By Jeff Strong

A noise gate is basically the opposite of the limiter. Rather than limiting how loud a note can get, the gate limits how soft a note can get. The gate filters out sound below the threshold while allowing notes above it to pass through unaffected.

Gates are useful to filter out unwanted noise that may be present in the recording environment. A classic place to use gates is when you record drums. You can set the gate to filter any sound (other drums for instance) except for the sounds resulting from the hits to the particular drum that you have miked.

The following settings are similar to the ones for compressors/limiters:

  • Threshold: The threshold sets the level (in dB) at which the gate opens (stops filtering the signal). The gate allows all signals above the threshold setting to pass through unaffected, whereas signals below the threshold setting are reduced by the amount set by the range control.

  • Attack: As with the compressor/limiter, the attack time sets the rate at which the gate opens (in milliseconds). Fast attacks work well for instruments with, well, fast attacks, such as drums, whereas slow attacks are better suited for instruments with slow attacks, like vocals.

    For the most part, try to match the gate’s attack time with that of the instrument you’re gating. If you don’t do this well, you may hear a click when the signal crosses the gate’s threshold. This is generally a result of having the attack set too slow for the instrument. Adjust the attack time until this click goes away.

  • Hold: The hold setting controls the amount of time that the gate stays open after the signal drops below the threshold. After the hold time is reached, the gate closes abruptly. This parameter is listed in milliseconds (ms). The hold parameter allows you to get the gated drum sound that was so popular in the 1980s (Phil Collins, anyone?).

  • Release: The release setting dictates the rate at which the gate closes after the signal hits the threshold (listed in milliseconds). Unlike the hold feature, the release setting doesn’t close abruptly; rather, it slowly closes (according to the release setting). This produces a more natural sound.

    You should set the release time so that it matches the natural decay time of the instrument. Otherwise, you can get a clipped-off sound. (If you want the clipped-off sound, use the Hold feature.)

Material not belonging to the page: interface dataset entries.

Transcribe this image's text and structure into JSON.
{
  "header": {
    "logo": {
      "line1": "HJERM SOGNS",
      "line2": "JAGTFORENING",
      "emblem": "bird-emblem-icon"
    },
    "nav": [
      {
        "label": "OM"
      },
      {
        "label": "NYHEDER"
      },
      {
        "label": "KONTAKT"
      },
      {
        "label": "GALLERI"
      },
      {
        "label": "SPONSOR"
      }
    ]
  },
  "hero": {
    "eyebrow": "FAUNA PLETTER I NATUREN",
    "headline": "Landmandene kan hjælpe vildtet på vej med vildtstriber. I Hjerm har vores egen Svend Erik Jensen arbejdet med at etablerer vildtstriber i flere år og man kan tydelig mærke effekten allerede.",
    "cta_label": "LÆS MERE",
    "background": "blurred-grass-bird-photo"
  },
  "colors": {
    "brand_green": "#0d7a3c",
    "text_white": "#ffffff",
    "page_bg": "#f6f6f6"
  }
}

  • Range: The range is similar to the ratio setting on the compressor except you choose the amount (in dB) that you want the gate to attenuate (reduce) the signal. For example, a setting of 40dB drops signals below the threshold setting by 40 decibels.